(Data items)
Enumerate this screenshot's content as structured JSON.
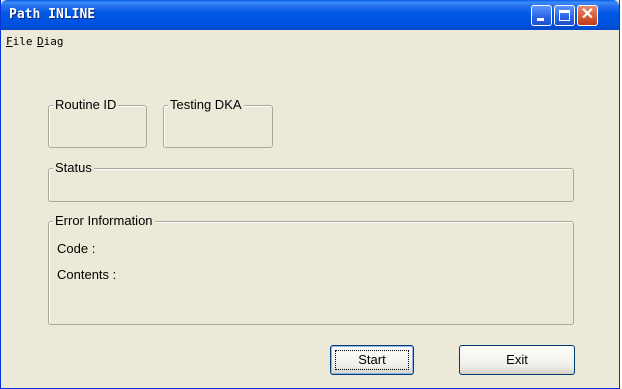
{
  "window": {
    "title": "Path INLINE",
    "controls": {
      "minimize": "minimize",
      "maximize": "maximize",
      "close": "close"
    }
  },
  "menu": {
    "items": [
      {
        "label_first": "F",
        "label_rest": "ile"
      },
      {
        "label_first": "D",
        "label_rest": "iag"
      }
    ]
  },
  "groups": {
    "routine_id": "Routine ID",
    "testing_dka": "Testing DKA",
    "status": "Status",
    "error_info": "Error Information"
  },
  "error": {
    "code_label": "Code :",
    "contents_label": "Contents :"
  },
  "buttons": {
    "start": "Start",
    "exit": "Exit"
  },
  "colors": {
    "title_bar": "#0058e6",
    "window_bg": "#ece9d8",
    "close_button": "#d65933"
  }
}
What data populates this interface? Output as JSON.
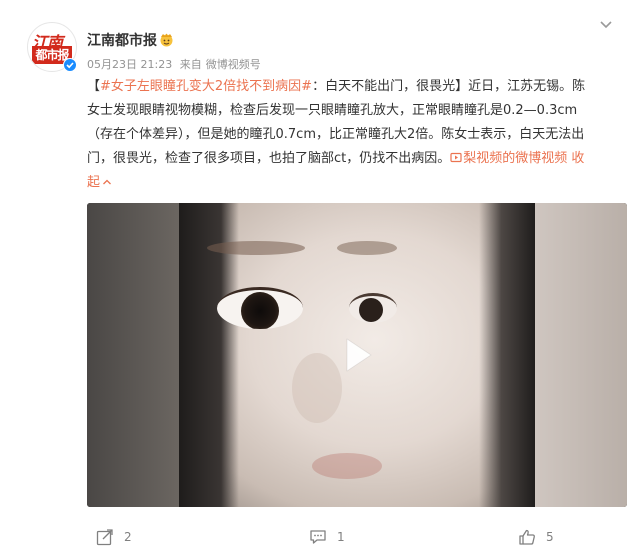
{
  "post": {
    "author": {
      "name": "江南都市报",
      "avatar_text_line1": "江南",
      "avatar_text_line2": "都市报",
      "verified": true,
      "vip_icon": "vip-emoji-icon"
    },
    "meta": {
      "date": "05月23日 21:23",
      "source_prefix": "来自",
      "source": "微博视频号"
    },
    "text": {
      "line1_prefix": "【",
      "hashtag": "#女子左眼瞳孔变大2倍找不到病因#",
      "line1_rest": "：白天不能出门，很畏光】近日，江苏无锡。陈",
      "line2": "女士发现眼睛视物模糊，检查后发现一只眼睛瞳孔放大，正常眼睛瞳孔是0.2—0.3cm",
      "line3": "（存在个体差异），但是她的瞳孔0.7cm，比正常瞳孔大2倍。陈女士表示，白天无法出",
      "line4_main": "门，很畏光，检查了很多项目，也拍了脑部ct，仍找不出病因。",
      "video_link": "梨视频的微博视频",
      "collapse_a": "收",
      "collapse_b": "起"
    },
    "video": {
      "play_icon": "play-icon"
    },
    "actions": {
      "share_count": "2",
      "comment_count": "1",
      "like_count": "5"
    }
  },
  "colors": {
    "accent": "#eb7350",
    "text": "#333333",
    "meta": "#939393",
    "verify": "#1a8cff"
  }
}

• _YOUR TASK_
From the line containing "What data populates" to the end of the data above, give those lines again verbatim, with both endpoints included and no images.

• _ANSWER TO THIS PROBLEM_
What data populates this interface? Output as JSON.
{
  "post": {
    "author": {
      "name": "江南都市报",
      "avatar_text_line1": "江南",
      "avatar_text_line2": "都市报",
      "verified": true,
      "vip_icon": "vip-emoji-icon"
    },
    "meta": {
      "date": "05月23日 21:23",
      "source_prefix": "来自",
      "source": "微博视频号"
    },
    "text": {
      "line1_prefix": "【",
      "hashtag": "#女子左眼瞳孔变大2倍找不到病因#",
      "line1_rest": "：白天不能出门，很畏光】近日，江苏无锡。陈",
      "line2": "女士发现眼睛视物模糊，检查后发现一只眼睛瞳孔放大，正常眼睛瞳孔是0.2—0.3cm",
      "line3": "（存在个体差异），但是她的瞳孔0.7cm，比正常瞳孔大2倍。陈女士表示，白天无法出",
      "line4_main": "门，很畏光，检查了很多项目，也拍了脑部ct，仍找不出病因。",
      "video_link": "梨视频的微博视频",
      "collapse_a": "收",
      "collapse_b": "起"
    },
    "video": {
      "play_icon": "play-icon"
    },
    "actions": {
      "share_count": "2",
      "comment_count": "1",
      "like_count": "5"
    }
  },
  "colors": {
    "accent": "#eb7350",
    "text": "#333333",
    "meta": "#939393",
    "verify": "#1a8cff"
  }
}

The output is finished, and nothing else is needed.